      The two problems addressed by the two presidents were very different. Using the same prescription to address two very different problems would have been the wrong medicine for the economy.

  • valkayec

    Well, it clear from the comments on the original story at Politico that Clinton is no longer liked by the vociferous right, if he ever was.

    Of course, the stimulus wasn’t large enough. But who knew at the time how deep the recession actually would turn out to be? Plus, getting more out of Congress was a non-starter. The blue dogs weren’t into even greater debt and the GOP, as McConnell stated, chose to keep their hands off any policies (except to weaken them) as a way to undermine the President.

  • tommybones

    Um… “Obama’s strictly Keynsian” stimulus???? Say what?

  • tommybones

    “But who knew at the time how deep the recession actually would turn out to be?”

    Who knew?

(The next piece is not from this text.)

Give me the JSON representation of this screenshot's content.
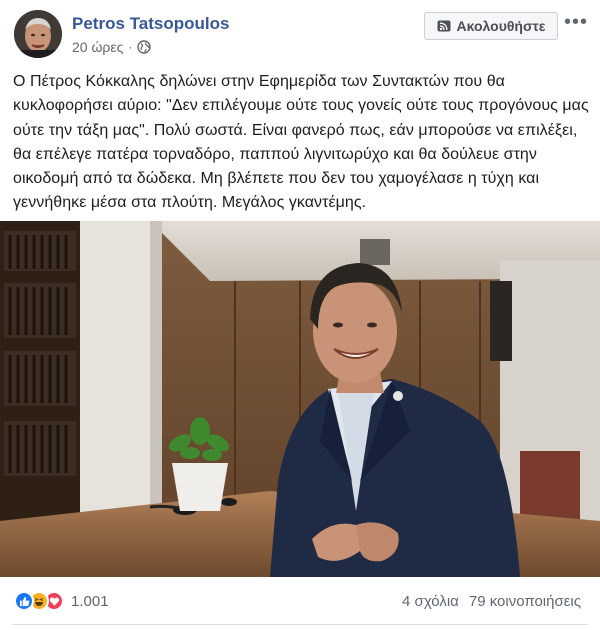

Lots of people knew, all ignored.

    • valkayec

      Name 2? Provide links to actual statements, please.

      • D Furlano

        Google stimulus too small 2009.

        It was widely written about.

      • pnumi2


        “Name 2″

        I knew. And I told several friends. But nothing in writing.

        I assume tommy knew. I’ll let him provide his own statements.

        The look on Nancy Pelosi’s face when she exited Hank Paulson’s office that day in October 2008 should count as 25 people.

  • Diomedes

    I would argue that it wasn’t the size of the stimulus that was the issue. It’s how it was structured.

    The core of the stimulus was actually tax cuts. Other parts were the cash for clunkers and save our homes boondoggles.

    A stimulus is meant to create jobs. That’s the whole point. And the best way to do that is public works projects. So if the stimulus had been designed from the get go with that in mind, we could have tackled things like road improvement, bridge repair or modernization of our power grid. That was the style of stimulus that FDR instituted with the New Deal which is why it was far more effective.

  • Frumplestiltskin

    valkayec, Paul Krugman did. And there are way too many links. Joseph Stiglitz did as well.
    GENEVA (AFP) — US economist Joseph Stiglitz on Wednesday warned that stimulus plans launched by governments were “too small” and “too slow” and said the West should help developing nations through the crisis.

    The 2001 Nobel economics laureate underlined that the 787-billion-dollar plan passed by the US Congress last week was insufficient compared to the millions of people who are expected to become unemployed.

    “We need a larger and better designed stimulus,” Stiglitz said at a press conference in Geneva.

    “The responses of governments are too small, too slow,” he said.

    Krugman has many such postings

    By the way, they are both Nobel prize winners in economics.

    • valkayec

      I’m not arguing with you, but were these statements made before the stimulus package was approved or after? There was a lot of confusion at the time because the economy was going downhill so rapidly. I remember Christine Romer saying they didn’t realize just how deep and badly hit the economy was. But a lot of the arguments on the stimulus seemed to come after it had passed.

  • armstp

    the output gap caused by the economic downturn was calculated to be $1.4 trillion. that is how big the stimulus should have been and it all should have went toward spending and not tax cuts which have a very small mulitplier effect.,

  • Raskolnik

    valkayec, Paul Krugman said before the Congressional debate even started that a $2 trillion stimulus was the minimum that would be needed to be effective in the circumstances, and that any tax cuts included as part of the final deal would be completely ineffective for any other purpose than getting the votes needed to pass it.